Even though chatbots are there to help you with your basic and routine activities like scheduling a meeting and assigning tasks, the automation of these activities increases efficiency and reduces man hours in organizations.

“The realized power of chatbots is humungous because we can communicate with the bot two ways. You assign a task to a bot, and with basic natural language processing, it will look out for keywords, and give you the required result,” said Ninad Raval, Director of Product & Design, Flock—a chat service for work and business environments.

Because of the apparent advantages of chatbots, the concept of Bots-as-a-Service has now come into existence. For enterprises, bots are developed to simplify or assist people on a messaging platform to resolve issues, to gather information, or even get notified on important issue.

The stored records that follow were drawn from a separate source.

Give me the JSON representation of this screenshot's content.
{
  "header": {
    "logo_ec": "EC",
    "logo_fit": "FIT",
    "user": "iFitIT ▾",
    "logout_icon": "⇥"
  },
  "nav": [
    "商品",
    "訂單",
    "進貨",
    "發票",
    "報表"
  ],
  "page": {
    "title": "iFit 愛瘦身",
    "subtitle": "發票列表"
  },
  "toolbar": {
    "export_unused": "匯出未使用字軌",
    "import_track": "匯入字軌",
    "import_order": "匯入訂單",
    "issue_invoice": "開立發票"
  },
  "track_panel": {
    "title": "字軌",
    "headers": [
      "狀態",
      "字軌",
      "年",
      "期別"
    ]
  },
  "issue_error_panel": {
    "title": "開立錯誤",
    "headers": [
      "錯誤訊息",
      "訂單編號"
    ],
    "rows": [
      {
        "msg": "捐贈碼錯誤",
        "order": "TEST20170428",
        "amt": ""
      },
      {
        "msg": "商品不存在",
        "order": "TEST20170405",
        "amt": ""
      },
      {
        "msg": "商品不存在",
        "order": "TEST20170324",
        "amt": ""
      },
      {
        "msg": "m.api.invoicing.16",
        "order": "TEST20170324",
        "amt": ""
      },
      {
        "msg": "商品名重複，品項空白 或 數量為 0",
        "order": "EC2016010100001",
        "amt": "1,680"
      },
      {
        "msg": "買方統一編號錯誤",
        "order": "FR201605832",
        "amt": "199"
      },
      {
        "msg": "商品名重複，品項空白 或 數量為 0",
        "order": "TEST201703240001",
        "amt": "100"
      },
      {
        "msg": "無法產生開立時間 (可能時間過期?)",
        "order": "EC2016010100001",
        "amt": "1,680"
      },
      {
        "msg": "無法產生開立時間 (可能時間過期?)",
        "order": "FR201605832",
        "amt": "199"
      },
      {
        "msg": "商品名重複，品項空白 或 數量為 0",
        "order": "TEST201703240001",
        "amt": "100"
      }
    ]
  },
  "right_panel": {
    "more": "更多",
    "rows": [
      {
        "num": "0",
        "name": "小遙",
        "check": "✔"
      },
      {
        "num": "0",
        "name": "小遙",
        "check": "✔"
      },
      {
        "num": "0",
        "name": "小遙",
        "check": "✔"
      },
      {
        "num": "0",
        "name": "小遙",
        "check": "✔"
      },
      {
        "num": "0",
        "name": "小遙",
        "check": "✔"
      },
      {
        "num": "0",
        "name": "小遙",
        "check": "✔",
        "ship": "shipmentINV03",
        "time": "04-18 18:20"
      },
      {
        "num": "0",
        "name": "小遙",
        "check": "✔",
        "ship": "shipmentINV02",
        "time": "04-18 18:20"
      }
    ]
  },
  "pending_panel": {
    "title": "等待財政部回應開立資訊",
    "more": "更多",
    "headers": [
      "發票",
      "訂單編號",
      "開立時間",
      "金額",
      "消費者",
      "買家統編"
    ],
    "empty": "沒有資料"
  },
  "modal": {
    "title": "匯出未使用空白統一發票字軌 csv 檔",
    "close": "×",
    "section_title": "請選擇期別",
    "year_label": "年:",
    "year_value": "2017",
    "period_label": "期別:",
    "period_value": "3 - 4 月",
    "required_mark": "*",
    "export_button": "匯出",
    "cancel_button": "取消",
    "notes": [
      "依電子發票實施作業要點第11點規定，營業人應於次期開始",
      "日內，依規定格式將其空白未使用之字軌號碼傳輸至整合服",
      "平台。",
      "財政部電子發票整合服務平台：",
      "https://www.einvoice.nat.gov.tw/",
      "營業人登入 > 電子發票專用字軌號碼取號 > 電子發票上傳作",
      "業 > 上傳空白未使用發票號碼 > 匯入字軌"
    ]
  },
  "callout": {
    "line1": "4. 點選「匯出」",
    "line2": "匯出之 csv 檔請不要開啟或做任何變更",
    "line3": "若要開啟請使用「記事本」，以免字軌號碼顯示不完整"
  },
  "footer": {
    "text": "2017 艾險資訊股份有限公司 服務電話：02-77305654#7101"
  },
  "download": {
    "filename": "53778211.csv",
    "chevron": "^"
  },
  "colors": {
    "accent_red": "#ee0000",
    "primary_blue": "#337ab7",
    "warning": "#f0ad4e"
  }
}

“Chatbot for enterprises is relatively a new phenomenon, and with time we will understand its true potential,” said Gaurav Agarwal, cofounder and CTO at 1mg, which is using Flock’s chatbot services.

Organizations are now taking advantage of the increasing opportunity in the bot space. Companies like Slack, Line, Kik, Telegram and more recently Facebook have developed chatbot platform for enterprises.

“Voice and simple command texts in messaging tools are becoming a modern form of user interface. In this world, chatbots can be considered the equivalent to apps in the mobile ecosystem: they are the mechanism to perform specific tasks using voice or text commands,” said Jesus Rodriguez, managing partner at Tellago, an IT services company, in an article in CIO.

Raval echoed similar sentiments, where he agreed that messaging applications like Flock can be equated to Whatsapp of the enterprise world.

Chatbots can do away with traditional methods of communication such as emails. Agarwal said that the deployment of Flock in his organization has helped enhance team collaboration and reduce the number of emails and meetings.

However, Raval feels that with the increased use of chatbots, there might be a change in the traditional work culture in organizations. This will mostly hold true for smaller organizations that do not have a certain hierarchy or formality in the workplace.

The future of bots

Chatbots are like toddlers in the enterprise world who are trying to speak their first words, but businesses are confident that bots will be here to stay.

“We are at such a nascent stage in the development of bots that it is completely up to technology and up to us to transform and disrupt the way we do things,” said Raval.

With further developments in the bot space and the use of technologies like artificial intelligence, chatbots are expected to become more intelligent.

“As of now we have just seen the tip of the iceberg and in coming days we will see a lot of development in this space for sure,” Agarwal concluded.